Measuring Campaign Effectiveness
Our research has big implications for advertising agencies and the companies that engage them. Advertising professionals can use methods like ours to identify where to direct their creative energies to best effect. Companies can use the models to estimate the financial impact their creative investments will produce.
In many—indeed, most—cases, companies will find that they are underinvesting in creativity. Our research clearly shows that the conservative approaches adopted in many product categories are leaving money on the table. Increased investment will usually pay for itself: More-effective creative ads will allow other parts of the ad budget to be significantly reduced.

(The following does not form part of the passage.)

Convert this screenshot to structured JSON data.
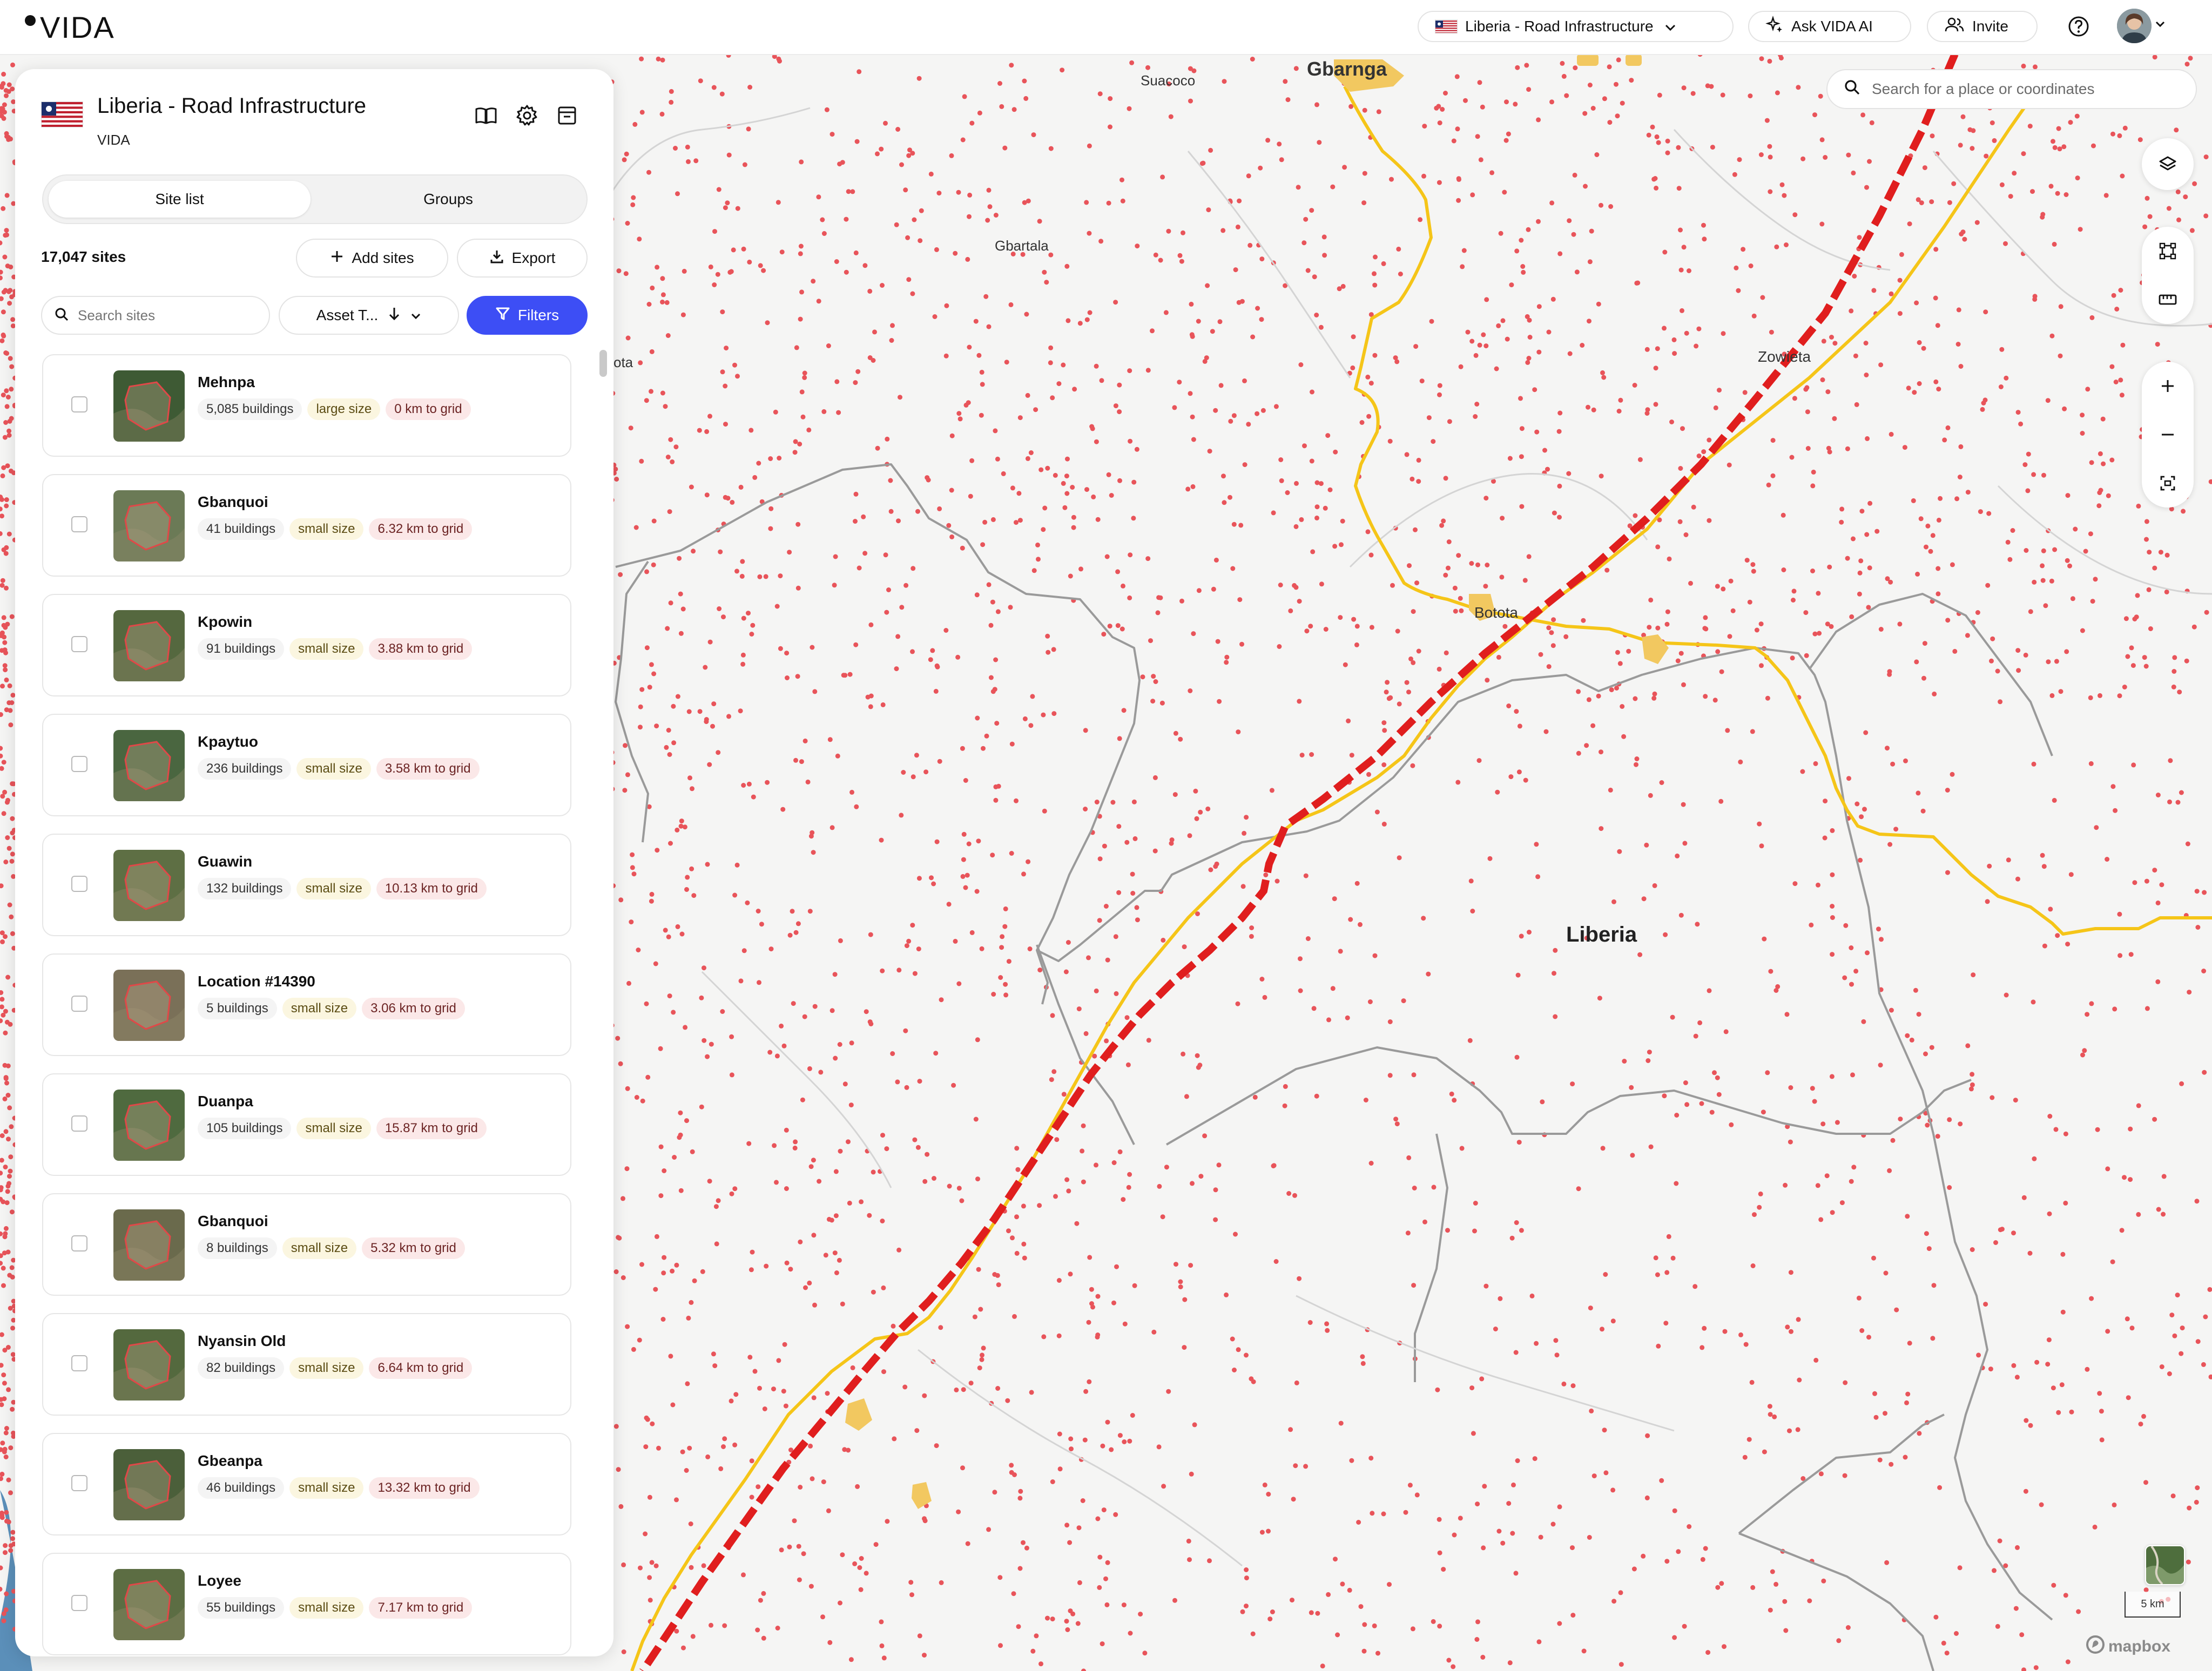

The conservative approaches adopted in many product categories are leaving money on the table.
For example, suppose a company plans to air two TV campaigns: Campaign A has a creativity index rating of 3, and it has allocated a TV budget of €500,000 per week. Campaign B has a rating of 3.5, but because it costs more to create the campaign, it plans to spend only €400,000 per week for airtime. (The company establishes creativity ratings by asking consumer panels to evaluate campaign drafts and storyboards along the five dimensions.)

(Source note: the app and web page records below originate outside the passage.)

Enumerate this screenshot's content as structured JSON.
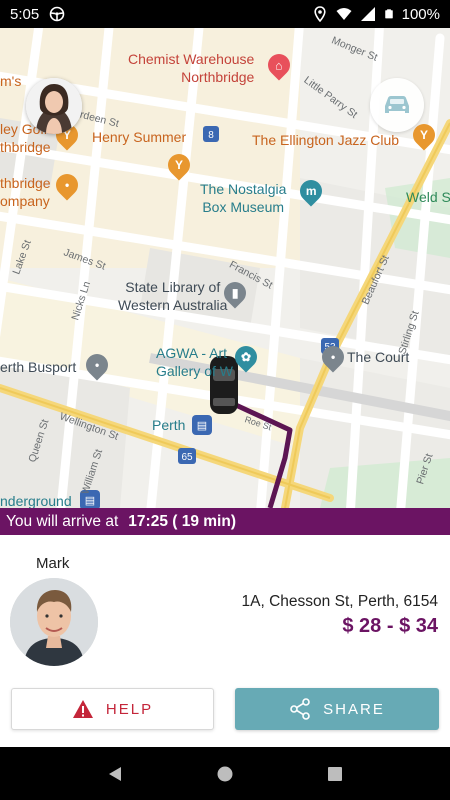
{
  "status_bar": {
    "time": "5:05",
    "battery": "100%"
  },
  "map": {
    "pois": [
      {
        "id": "chemist",
        "text": "Chemist Warehouse",
        "text2": "Northbridge",
        "color": "red"
      },
      {
        "id": "henry",
        "text": "Henry Summer",
        "color": "orange"
      },
      {
        "id": "ellington",
        "text": "The Ellington Jazz Club",
        "color": "orange"
      },
      {
        "id": "nostalgia",
        "text": "The Nostalgia",
        "text2": "Box Museum",
        "color": "teal"
      },
      {
        "id": "library",
        "text": "State Library of",
        "text2": "Western Australia",
        "color": "dark"
      },
      {
        "id": "agwa",
        "text": "AGWA - Art",
        "text2": "Gallery of W",
        "color": "teal"
      },
      {
        "id": "court",
        "text": "The Court",
        "color": "dark"
      },
      {
        "id": "busport",
        "text": "erth Busport",
        "color": "dark"
      },
      {
        "id": "perth",
        "text": "Perth",
        "color": "teal"
      },
      {
        "id": "underground",
        "text": "nderground",
        "color": "teal"
      },
      {
        "id": "golf",
        "text": "ley Golf",
        "text2": "thbridge",
        "color": "orange"
      },
      {
        "id": "company",
        "text": "thbridge",
        "text2": "ompany",
        "color": "orange"
      },
      {
        "id": "weld",
        "text": "Weld S",
        "color": "green"
      },
      {
        "id": "ms",
        "text": "m's",
        "color": "orange"
      }
    ],
    "streets": [
      {
        "id": "monger",
        "text": "Monger St"
      },
      {
        "id": "parry",
        "text": "Little Parry St"
      },
      {
        "id": "aberdeen",
        "text": "Aberdeen St"
      },
      {
        "id": "james",
        "text": "James St"
      },
      {
        "id": "francis",
        "text": "Francis St"
      },
      {
        "id": "beaufort",
        "text": "Beaufort St"
      },
      {
        "id": "lake",
        "text": "Lake St"
      },
      {
        "id": "nicks",
        "text": "Nicks Ln"
      },
      {
        "id": "stirling",
        "text": "Stirling St"
      },
      {
        "id": "wellington",
        "text": "Wellington St"
      },
      {
        "id": "queen",
        "text": "Queen St"
      },
      {
        "id": "william",
        "text": "William St"
      },
      {
        "id": "pier",
        "text": "Pier St"
      },
      {
        "id": "roe",
        "text": "Roe St"
      }
    ],
    "route_badges": [
      "8",
      "53",
      "65"
    ]
  },
  "arrival": {
    "prefix": "You will arrive at",
    "time": "17:25 ( 19 min)"
  },
  "driver": {
    "name": "Mark",
    "address": "1A, Chesson St, Perth, 6154",
    "price": "$ 28 - $ 34"
  },
  "actions": {
    "help_label": "HELP",
    "share_label": "SHARE"
  },
  "colors": {
    "brand": "#6b1463",
    "share": "#67aab5",
    "help": "#c4263a"
  }
}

After feeding the scores and budgets into a hierarchical sales response model (for this hypothetical example, we used data from our study), the company estimates that the sales impact for Campaign B will be 1.07% higher in the first week of airing than that of Campaign A. In the subsequent weeks, the gap increases to 1.93% (week 2), 2.63% (week 3), and 3.19% (week 4), thanks to carryover and buildup of consumer knowledge and goodwill. That means that diverting money from the airtime budget to creative will in this case result in a more effective ad. In fact, the model shows that the company could cut airtime spending to €330,000 before the negative impact of reduced airtime outweighed the positive effect of creativity.
Companies can also use a survey approach to estimate the impact of particular creative choices. Let’s say that your product category is coffee, and you have to choose between two creative pitches that both scored 4.0, each with a €400,000 weekly airtime budget. Campaign C emphasizes elaboration and originality, and Campaign D emphasizes artistic value and synthesis. Our findings suggest that Campaign C would be the better bet, since that combination of creativity dimensions produces a positive effect on sales nearly three times as great as that of the combo used in Campaign D.Creativity isn’t easily engineered—and it is still largely measurable only after the fact. What’s more, a focus-group assessment of an unaired campaign’s creativity levels may well be off the mark. Nonetheless, companies can use a model like ours, coupled with sound baseline data, to better ground the process of creating advertising ideas and assessing their value. And in so doing, they can put to good use quite a bit more than the famous half of their ad budgets.
By: Peter Saffert